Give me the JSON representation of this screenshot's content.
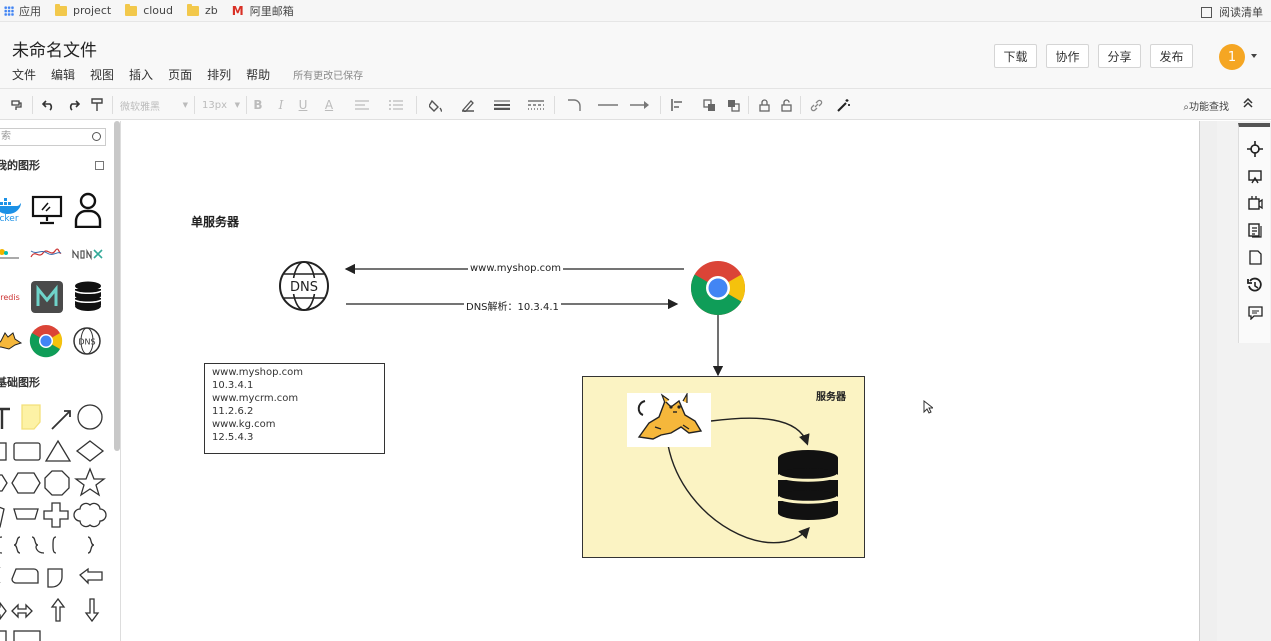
{
  "bookmarks": {
    "items": [
      {
        "label": "应用",
        "icon": "apps-icon"
      },
      {
        "label": "project",
        "icon": "folder-icon"
      },
      {
        "label": "cloud",
        "icon": "folder-icon"
      },
      {
        "label": "zb",
        "icon": "folder-icon"
      },
      {
        "label": "阿里邮箱",
        "icon": "gmail-icon"
      }
    ],
    "reading_list": "阅读清单"
  },
  "header": {
    "title": "未命名文件",
    "menu": [
      "文件",
      "编辑",
      "视图",
      "插入",
      "页面",
      "排列",
      "帮助"
    ],
    "save_status": "所有更改已保存",
    "buttons": {
      "download": "下载",
      "collaborate": "协作",
      "share": "分享",
      "publish": "发布"
    },
    "avatar": "1"
  },
  "toolbar": {
    "font_family": "微软雅黑",
    "font_size": "13px",
    "find_function": "功能查找"
  },
  "left_panel": {
    "search_placeholder": "索",
    "my_shapes": "我的图形",
    "my_shape_labels": {
      "docker": "cker",
      "redis": "redis"
    },
    "basic_shapes": "基础图形"
  },
  "diagram": {
    "heading": "单服务器",
    "dns_node_label": "DNS",
    "edge_request": "www.myshop.com",
    "edge_response": "DNS解析：10.3.4.1",
    "dns_records": [
      "www.myshop.com",
      "10.3.4.1",
      "www.mycrm.com",
      "11.2.6.2",
      "www.kg.com",
      "12.5.4.3"
    ],
    "server_label": "服务器"
  },
  "colors": {
    "avatar": "#f5a623",
    "server_box_fill": "#fbf3c3",
    "tomcat": "#f5b73b",
    "chrome_red": "#db4437",
    "chrome_yellow": "#f4c20d",
    "chrome_green": "#0f9d58",
    "chrome_blue": "#4285f4"
  }
}
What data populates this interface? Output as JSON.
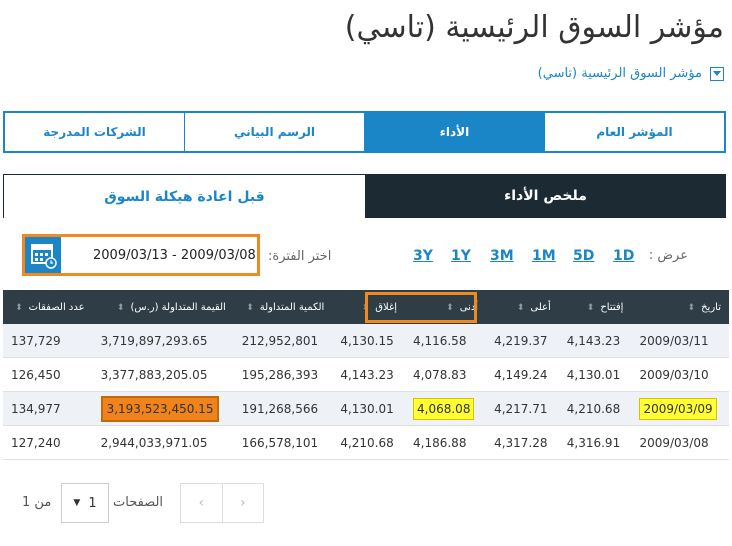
{
  "page_title": "مؤشر السوق الرئيسية (تاسي)",
  "sub_nav_label": "مؤشر السوق الرئيسية (تاسي)",
  "top_tabs": [
    "المؤشر العام",
    "الأداء",
    "الرسم البياني",
    "الشركات المدرجة"
  ],
  "sub_tabs": [
    "ملخص الأداء",
    "قبل اعادة هيكلة السوق"
  ],
  "show_label": "عرض :",
  "periods": [
    "1D",
    "5D",
    "1M",
    "3M",
    "1Y",
    "3Y"
  ],
  "period_label": "اختر الفترة:",
  "date_range": "2009/03/13 - 2009/03/08",
  "columns": [
    "تاريخ",
    "إفتتاح",
    "أعلى",
    "أدنى",
    "إغلاق",
    "الكمية المتداولة",
    "القيمة المتداولة (ر.س)",
    "عدد الصفقات"
  ],
  "rows": [
    [
      "2009/03/11",
      "4,143.23",
      "4,219.37",
      "4,116.58",
      "4,130.15",
      "212,952,801",
      "3,719,897,293.65",
      "137,729"
    ],
    [
      "2009/03/10",
      "4,130.01",
      "4,149.24",
      "4,078.83",
      "4,143.23",
      "195,286,393",
      "3,377,883,205.05",
      "126,450"
    ],
    [
      "2009/03/09",
      "4,210.68",
      "4,217.71",
      "4,068.08",
      "4,130.01",
      "191,268,566",
      "3,193,523,450.15",
      "134,977"
    ],
    [
      "2009/03/08",
      "4,316.91",
      "4,317.28",
      "4,186.88",
      "4,210.68",
      "166,578,101",
      "2,944,033,971.05",
      "127,240"
    ]
  ],
  "pagination": {
    "pages_label": "الصفحات",
    "current": "1",
    "of_label": "من",
    "total": "1"
  },
  "colors": {
    "accent": "#1a86c8",
    "dark": "#1b2a33",
    "highlight_yellow": "#ffff33",
    "highlight_orange": "#f0841a"
  }
}
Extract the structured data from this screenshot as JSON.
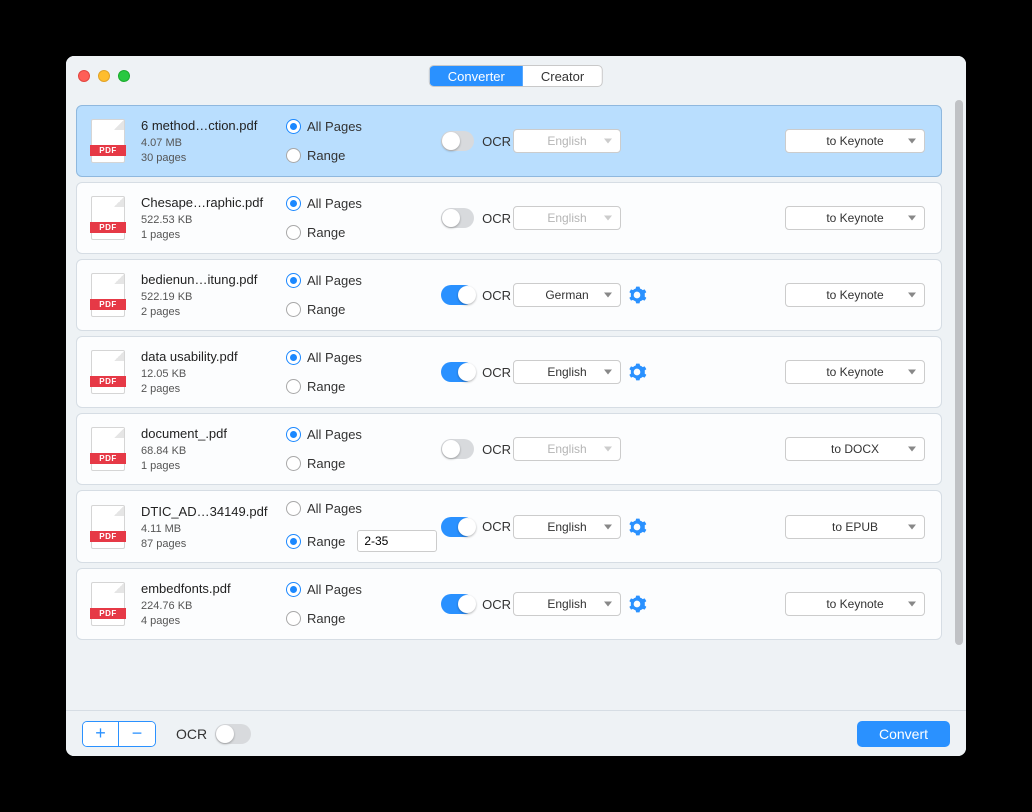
{
  "tabs": {
    "converter": "Converter",
    "creator": "Creator",
    "active": "converter"
  },
  "pdf_badge": "PDF",
  "labels": {
    "all_pages": "All Pages",
    "range": "Range",
    "ocr": "OCR"
  },
  "files": [
    {
      "name": "6 method…ction.pdf",
      "size": "4.07 MB",
      "pages": "30 pages",
      "pages_mode": "all",
      "range_value": "",
      "ocr_on": false,
      "language": "English",
      "output": "to Keynote",
      "selected": true
    },
    {
      "name": "Chesape…raphic.pdf",
      "size": "522.53 KB",
      "pages": "1 pages",
      "pages_mode": "all",
      "range_value": "",
      "ocr_on": false,
      "language": "English",
      "output": "to Keynote",
      "selected": false
    },
    {
      "name": "bedienun…itung.pdf",
      "size": "522.19 KB",
      "pages": "2 pages",
      "pages_mode": "all",
      "range_value": "",
      "ocr_on": true,
      "language": "German",
      "output": "to Keynote",
      "selected": false
    },
    {
      "name": "data usability.pdf",
      "size": "12.05 KB",
      "pages": "2 pages",
      "pages_mode": "all",
      "range_value": "",
      "ocr_on": true,
      "language": "English",
      "output": "to Keynote",
      "selected": false
    },
    {
      "name": "document_.pdf",
      "size": "68.84 KB",
      "pages": "1 pages",
      "pages_mode": "all",
      "range_value": "",
      "ocr_on": false,
      "language": "English",
      "output": "to DOCX",
      "selected": false
    },
    {
      "name": "DTIC_AD…34149.pdf",
      "size": "4.11 MB",
      "pages": "87 pages",
      "pages_mode": "range",
      "range_value": "2-35",
      "ocr_on": true,
      "language": "English",
      "output": "to EPUB",
      "selected": false
    },
    {
      "name": "embedfonts.pdf",
      "size": "224.76 KB",
      "pages": "4 pages",
      "pages_mode": "all",
      "range_value": "",
      "ocr_on": true,
      "language": "English",
      "output": "to Keynote",
      "selected": false
    }
  ],
  "footer": {
    "ocr_label": "OCR",
    "ocr_on": false,
    "convert": "Convert",
    "add": "+",
    "remove": "−"
  }
}
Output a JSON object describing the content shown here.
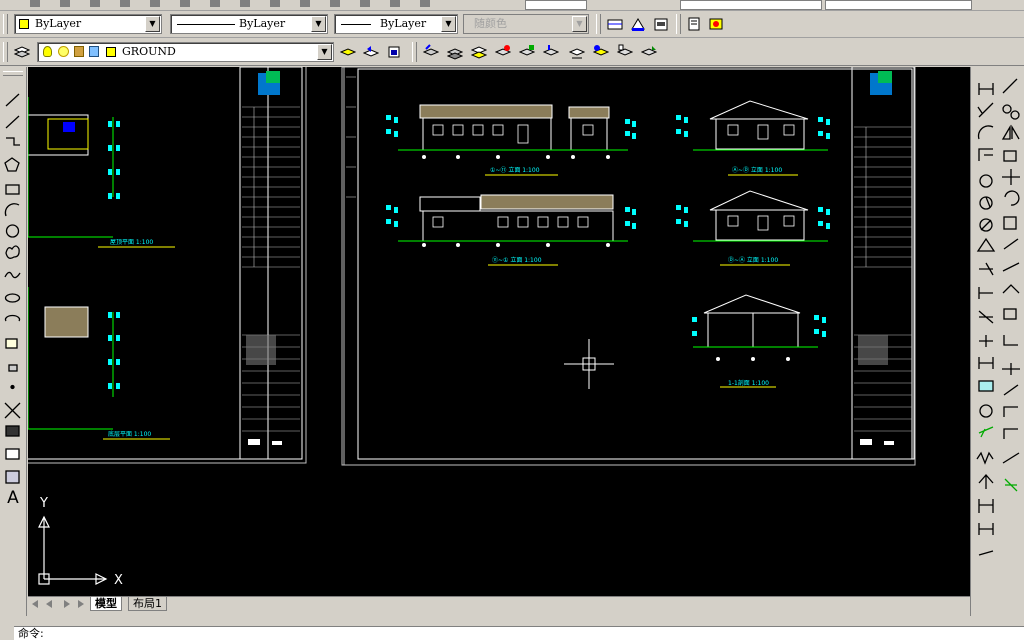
{
  "toolbar_properties": {
    "color_value": "ByLayer",
    "color_swatch": "#ffff00",
    "linetype_value": "ByLayer",
    "lineweight_value": "ByLayer",
    "plotstyle_value": "随颜色"
  },
  "toolbar_layers": {
    "layer_value": "GROUND",
    "layer_swatch": "#ffff00"
  },
  "canvas": {
    "background": "#000000",
    "ucs_x_label": "X",
    "ucs_y_label": "Y",
    "titles": {
      "plan1": "屋顶平面 1:100",
      "plan2": "底层平面 1:100",
      "elev1": "①~⑪ 立面 1:100",
      "elev2": "Ⓐ~Ⓓ 立面 1:100",
      "elev3": "⑪~① 立面 1:100",
      "elev4": "Ⓓ~Ⓐ 立面 1:100",
      "section": "1-1剖面 1:100"
    }
  },
  "tabs": {
    "model": "模型",
    "layout1": "布局1"
  },
  "command": {
    "prompt": "命令:"
  },
  "colors": {
    "accent_cyan": "#00ffff",
    "accent_green": "#00ff00",
    "accent_blue": "#0000ff",
    "accent_yellow": "#ffff00",
    "roof_fill": "#8b7d5a"
  }
}
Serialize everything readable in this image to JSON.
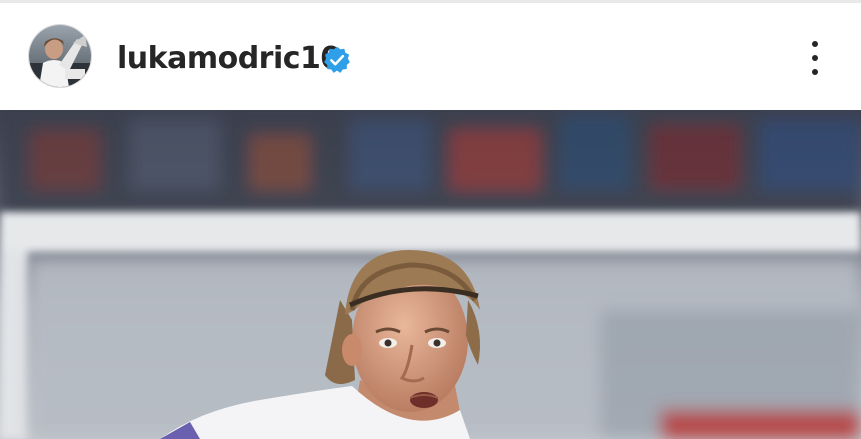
{
  "post": {
    "username": "lukamodric10",
    "verified": true,
    "avatar_icon": "profile-avatar",
    "more_icon": "more-options-icon",
    "verified_icon": "verified-badge-icon"
  },
  "colors": {
    "verified_blue": "#2f9fe8",
    "text": "#262626"
  }
}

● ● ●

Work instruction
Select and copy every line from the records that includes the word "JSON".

Output below
Give me the JSON representation of this screenshot's content.
What data populates this interface? Output as JSON.
Extract the structured data from this screenshot as JSON.
Output a JSON object describing the content shown here.
Serialize everything readable in this image to JSON.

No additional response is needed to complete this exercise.